Appleby, Brendyn1; Newton, Robert U.2; Cormie, Prue2

Journal of Strength & Conditioning Research: September 2012 - Volume 26 - Issue 9 - p 2538–2546
doi: 10.1519/JSC.0b013e31823f8b86
Original Research

Abstract: Appleby, B, Newton, RU, and Cormie, P. Changes in strength over a 2-year period in professional rugby union players. J Strength Cond Res 26(9): 2538–2546, 2012—The purpose of this study was to assess the magnitude of upper and lower body strength changes in highly trained professional rugby union players after 2 years of training. An additional purpose was to examine if the changes in strength were influenced by the starting strength level, lean mass index (LMI), or chronological age. This longitudinal investigation tracked maximal strength and body composition over 3 consecutive years in 20 professional rugby union athletes. Maximal strength in the bench press and back squat and body composition was assessed during preseason resistance training sessions each year. The athletes completed a very rigorous training program throughout the duration of this study consisting of numerous resistance, conditioning and skills training sessions every week. The primary findings of this study were as follows: (a) Maximal upper and lower body strength was increased by 6.5–11.5% after 2 years of training (p = 0.000–0.002 for bench press; p = 0.277–0.165 for squat); (b) magnitude of the improvement was negatively associated with initial strength level (r = −0.569 to −0.712, p ≤ 0.05); (c) magnitude of improvement in lower body maximal strength was positively related to the change in LMI (an indicator of hypertrophy; r = 0.692–0.880, p ≤ 0.05); and (d) magnitude of improvement was not associated with the age of professional rugby union athletes (r = −0.068 to −0.345). It appears particularly important for training programs to be designed for continued muscle hypertrophy in highly trained athletes.
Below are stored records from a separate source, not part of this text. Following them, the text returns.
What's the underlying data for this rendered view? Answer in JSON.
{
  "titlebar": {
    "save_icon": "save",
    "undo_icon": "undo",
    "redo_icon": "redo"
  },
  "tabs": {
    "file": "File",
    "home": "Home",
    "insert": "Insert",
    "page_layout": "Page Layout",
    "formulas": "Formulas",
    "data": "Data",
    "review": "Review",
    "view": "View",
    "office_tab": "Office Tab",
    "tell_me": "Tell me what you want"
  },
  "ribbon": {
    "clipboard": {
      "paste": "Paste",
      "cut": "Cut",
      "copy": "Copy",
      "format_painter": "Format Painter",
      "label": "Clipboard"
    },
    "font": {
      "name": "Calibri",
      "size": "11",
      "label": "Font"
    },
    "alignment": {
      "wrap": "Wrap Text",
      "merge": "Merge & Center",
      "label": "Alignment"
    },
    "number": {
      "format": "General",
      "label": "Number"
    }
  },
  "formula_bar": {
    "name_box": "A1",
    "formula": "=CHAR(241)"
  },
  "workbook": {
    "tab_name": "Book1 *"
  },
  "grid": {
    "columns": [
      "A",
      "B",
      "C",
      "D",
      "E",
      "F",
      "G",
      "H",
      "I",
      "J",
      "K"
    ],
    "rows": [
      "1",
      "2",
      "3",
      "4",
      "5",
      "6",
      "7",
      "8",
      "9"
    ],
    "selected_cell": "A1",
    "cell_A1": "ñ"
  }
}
Even in professional rugby union athletes, this must be achieved in the face of high volumes of aerobic and skills training if strength is to be increased.

1Western Force, Rugby WA, Perth, Australia

2School of Exercise, Biomedical, and Health Sciences, Edith Cowan University, Perth, Australia

Address correspondence to Brendyn Appleby,

© 2012 National Strength and Conditioning Association